UMCOR / News Room / News & Features / Archives 2007 / 0910 - Centro Latino

Centro Latino: “Doing Jesus’ Job” in the Immigrant Community

CAMP WESLEY WOODS, IOWA, Sept. 7, 2007—A church within a church is thriving in Council Bluffs, Iowa. The pastor says that one of his first tasks is to help the members of his Spanish-speaking flock overcome their sorrow at being separated from families back home in Latin America.

The Rev. Ruben Mendoza, speaking through an interpreter, talked with a group of seventy Justice for Our Neighbors attorneys and volunteers meeting at Camp Wesley Woods on September 7.

Centro Latino Church meets every Sunday in the facilities of the Broadway United Methodist Church and is the first congregation of its kind in the town of 50,000. On Sunday Sept. 9, 14 more people take their membership vows. “But there is more to be done, as people still feel anguish,” said Rev. Mendoza.

His three-year assignment is at the invitation of the pastor of the English-speaking Broadway church, Rev. Marvin Arnpriester, who saw the need for outreach to the growing Hispanic population in Council Bluffs. Broadway members volunteer at the nearby Omaha, Neb., Justice for Our Neighbors clinic, one of 21 around the US providing legal services to immigrants.

Justice for Our Neighbors, a program of United Methodist Committee on Relief, serves immigrants and asylum seekers with professional legal assistance at low or no cost. Attorneys and volunteers active in the program were in Iowa for a three-day annual gathering.

Rev. Mendoza said there are about 6,000 Spanish-speaking residents in Council Bluffs, and some are undocumented. The town’s proximity to the agriculture belt of Iowa makes it a prime location for meat packing and food processing plants, and attracts workers wanting a better life for themselves and their families. Through their ministries of outreach to such communities, Centro Latino and Justice for Our Neighbors, in the words of one familiar with both, are “doing Jesus’ job” in serving “the least of these.”

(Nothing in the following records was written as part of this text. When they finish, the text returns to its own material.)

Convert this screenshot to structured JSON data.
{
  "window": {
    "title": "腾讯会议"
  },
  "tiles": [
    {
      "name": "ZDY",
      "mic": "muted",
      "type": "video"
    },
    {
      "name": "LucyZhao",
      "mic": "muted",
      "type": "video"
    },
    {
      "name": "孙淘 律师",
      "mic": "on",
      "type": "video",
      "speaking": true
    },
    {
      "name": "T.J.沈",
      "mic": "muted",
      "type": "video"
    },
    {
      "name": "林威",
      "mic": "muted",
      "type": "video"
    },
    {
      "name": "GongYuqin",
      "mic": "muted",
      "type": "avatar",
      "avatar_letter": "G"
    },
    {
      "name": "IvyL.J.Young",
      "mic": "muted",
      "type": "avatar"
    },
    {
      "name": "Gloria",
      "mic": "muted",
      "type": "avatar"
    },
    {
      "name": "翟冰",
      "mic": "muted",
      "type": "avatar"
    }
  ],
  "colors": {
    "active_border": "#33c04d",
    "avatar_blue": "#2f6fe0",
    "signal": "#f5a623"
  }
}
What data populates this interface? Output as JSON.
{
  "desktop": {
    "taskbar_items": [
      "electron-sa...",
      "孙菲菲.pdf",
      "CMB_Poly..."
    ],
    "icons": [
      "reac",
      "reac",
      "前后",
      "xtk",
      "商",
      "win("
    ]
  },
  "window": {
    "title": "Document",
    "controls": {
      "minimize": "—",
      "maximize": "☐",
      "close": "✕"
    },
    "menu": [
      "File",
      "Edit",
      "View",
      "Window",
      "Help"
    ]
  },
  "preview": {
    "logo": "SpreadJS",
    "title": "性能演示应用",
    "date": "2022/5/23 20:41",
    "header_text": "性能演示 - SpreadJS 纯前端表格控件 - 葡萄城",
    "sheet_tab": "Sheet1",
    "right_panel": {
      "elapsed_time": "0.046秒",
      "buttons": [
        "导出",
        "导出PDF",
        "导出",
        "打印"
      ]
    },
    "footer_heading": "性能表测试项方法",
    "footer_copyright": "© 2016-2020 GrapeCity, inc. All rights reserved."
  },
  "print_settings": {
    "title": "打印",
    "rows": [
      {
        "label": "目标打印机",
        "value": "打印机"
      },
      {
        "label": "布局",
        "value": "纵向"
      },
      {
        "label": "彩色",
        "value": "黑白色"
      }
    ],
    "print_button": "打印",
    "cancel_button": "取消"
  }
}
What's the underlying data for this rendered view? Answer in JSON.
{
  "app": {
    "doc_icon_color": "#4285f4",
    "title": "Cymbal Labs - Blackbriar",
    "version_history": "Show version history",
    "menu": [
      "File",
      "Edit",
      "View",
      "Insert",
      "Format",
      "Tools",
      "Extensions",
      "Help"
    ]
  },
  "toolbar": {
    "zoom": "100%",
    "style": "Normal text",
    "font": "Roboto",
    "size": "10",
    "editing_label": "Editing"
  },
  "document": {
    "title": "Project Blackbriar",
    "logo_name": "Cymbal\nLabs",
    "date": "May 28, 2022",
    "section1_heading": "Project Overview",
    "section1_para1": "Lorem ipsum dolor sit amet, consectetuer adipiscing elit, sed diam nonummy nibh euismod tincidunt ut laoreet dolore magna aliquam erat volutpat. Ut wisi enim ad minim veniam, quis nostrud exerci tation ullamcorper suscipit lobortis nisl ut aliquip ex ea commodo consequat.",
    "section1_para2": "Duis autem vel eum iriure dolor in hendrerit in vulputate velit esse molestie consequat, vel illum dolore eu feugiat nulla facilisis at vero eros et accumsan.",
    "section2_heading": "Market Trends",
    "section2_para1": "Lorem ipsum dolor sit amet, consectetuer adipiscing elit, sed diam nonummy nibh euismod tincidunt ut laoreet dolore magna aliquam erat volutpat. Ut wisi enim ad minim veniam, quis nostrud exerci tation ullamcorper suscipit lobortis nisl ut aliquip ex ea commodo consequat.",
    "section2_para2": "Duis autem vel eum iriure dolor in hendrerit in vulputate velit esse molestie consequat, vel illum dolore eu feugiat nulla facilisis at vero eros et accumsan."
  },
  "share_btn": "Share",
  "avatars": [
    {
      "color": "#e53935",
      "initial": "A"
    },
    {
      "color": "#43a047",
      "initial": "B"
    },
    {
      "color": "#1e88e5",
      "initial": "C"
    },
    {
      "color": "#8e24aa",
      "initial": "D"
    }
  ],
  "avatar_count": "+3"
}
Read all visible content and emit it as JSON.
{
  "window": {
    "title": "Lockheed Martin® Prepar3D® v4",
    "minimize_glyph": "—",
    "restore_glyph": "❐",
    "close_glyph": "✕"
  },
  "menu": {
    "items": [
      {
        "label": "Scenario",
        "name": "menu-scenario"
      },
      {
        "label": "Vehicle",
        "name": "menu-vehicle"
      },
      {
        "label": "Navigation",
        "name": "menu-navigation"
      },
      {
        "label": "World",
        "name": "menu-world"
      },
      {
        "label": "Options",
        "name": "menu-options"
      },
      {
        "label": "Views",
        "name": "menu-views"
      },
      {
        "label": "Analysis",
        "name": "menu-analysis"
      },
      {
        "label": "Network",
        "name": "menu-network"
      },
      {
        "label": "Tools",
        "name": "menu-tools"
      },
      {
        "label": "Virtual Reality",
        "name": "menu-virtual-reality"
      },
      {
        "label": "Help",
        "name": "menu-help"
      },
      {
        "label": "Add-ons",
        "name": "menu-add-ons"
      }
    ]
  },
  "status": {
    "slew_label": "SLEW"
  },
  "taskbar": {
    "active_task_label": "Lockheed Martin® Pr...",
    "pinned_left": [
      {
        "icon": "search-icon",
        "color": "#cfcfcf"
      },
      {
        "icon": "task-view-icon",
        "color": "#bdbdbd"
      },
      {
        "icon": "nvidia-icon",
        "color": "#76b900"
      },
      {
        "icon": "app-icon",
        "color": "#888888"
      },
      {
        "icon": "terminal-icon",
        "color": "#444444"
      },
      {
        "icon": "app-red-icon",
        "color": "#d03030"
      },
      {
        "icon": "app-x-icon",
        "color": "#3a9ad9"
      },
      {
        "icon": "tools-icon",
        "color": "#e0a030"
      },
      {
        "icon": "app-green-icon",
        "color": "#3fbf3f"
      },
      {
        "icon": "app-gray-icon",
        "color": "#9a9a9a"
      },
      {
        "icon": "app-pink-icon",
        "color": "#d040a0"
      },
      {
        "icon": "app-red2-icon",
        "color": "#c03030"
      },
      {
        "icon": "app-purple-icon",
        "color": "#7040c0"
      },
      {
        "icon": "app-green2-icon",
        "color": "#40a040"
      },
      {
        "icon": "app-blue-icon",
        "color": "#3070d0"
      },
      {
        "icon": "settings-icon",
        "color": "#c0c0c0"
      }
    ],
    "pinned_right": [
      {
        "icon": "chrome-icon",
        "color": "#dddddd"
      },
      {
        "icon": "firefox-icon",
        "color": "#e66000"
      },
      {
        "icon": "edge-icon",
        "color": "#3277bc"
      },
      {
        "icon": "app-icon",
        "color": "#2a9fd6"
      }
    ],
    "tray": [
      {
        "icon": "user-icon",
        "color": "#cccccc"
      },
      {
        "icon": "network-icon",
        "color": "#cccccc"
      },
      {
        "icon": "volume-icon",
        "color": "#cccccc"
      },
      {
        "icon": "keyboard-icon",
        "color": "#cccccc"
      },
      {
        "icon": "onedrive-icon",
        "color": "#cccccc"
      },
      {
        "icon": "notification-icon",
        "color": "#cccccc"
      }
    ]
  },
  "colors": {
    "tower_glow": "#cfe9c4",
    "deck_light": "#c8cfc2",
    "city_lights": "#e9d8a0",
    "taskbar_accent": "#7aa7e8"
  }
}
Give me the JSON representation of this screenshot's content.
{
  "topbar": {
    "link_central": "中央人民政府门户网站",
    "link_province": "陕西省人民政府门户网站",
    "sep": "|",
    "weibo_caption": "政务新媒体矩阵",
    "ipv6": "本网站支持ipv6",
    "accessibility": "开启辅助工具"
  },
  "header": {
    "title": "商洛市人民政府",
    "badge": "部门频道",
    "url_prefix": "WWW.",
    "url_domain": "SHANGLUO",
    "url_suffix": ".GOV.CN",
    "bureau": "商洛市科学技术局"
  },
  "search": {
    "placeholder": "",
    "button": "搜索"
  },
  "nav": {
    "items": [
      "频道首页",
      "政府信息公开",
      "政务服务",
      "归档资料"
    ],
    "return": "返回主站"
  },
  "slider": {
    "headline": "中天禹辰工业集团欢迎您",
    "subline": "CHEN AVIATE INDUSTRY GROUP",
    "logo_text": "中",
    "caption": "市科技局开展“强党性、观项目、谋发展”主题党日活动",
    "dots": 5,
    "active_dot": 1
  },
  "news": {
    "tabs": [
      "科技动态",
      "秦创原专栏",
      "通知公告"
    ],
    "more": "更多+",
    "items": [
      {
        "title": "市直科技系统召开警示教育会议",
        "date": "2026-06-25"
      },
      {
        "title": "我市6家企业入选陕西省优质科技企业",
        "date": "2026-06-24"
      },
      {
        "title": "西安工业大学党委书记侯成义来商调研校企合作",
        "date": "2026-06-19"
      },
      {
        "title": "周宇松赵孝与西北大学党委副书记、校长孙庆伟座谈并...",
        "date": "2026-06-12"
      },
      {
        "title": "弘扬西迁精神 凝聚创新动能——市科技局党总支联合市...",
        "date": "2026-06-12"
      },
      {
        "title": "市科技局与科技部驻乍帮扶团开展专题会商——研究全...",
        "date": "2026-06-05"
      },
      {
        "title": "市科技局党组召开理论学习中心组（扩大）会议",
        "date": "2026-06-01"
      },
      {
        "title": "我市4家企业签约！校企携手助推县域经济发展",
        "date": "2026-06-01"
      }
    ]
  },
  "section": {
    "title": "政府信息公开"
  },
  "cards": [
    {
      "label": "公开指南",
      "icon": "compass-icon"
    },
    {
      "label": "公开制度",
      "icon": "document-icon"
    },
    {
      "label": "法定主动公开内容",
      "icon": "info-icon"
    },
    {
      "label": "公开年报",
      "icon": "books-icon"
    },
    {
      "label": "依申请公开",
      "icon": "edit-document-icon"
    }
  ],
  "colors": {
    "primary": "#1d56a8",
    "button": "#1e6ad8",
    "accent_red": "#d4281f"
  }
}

Establishing the trust of a family atmosphere is only the first step in Rev. Mendoza’s ministry. He assists parishioners who are contending with violence in the home. Depression and domestic violence are common issues faced by immigrants in the US, he said. Women whose immigration status is in jeopardy are especially vulnerable and may feel unsafe in asking for the help they need. Rev. Mendoza’s ministry also includes preaching in Spanish at local prison facilities.

Rev. Mendoza worked with the United Methodist Church of El Sembrador in his hometown of Rio Bravo, Tampulipas, Mexico, and graduated from Juan Wesley Methodist Seminary in Monterrey. Before coming to Iowa, he served two churches, provided pastoral counseling in the community, and operated a soup kitchen for impoverished children.

To his audience of attorneys and volunteers Rev. Mendoza said, “Look at your hands. These are the only hands God has.” And echoing the words of Jesus to his disciples, Rev. Mendoza said, “Whenever you provide justice to one person with your hands, you are delivering it to many.”

Support for Justice for our Neighbors can be provided through the Advance for Christ and His Church. Checks can be sent to UMCOR, P.O. Box 9068, New York, NY 10087, indicating Justice for Our Neighbors Advance #901285 on the memo line. Gifts may also be made by credit card online at or at the toll-free number 1-800-554-8583.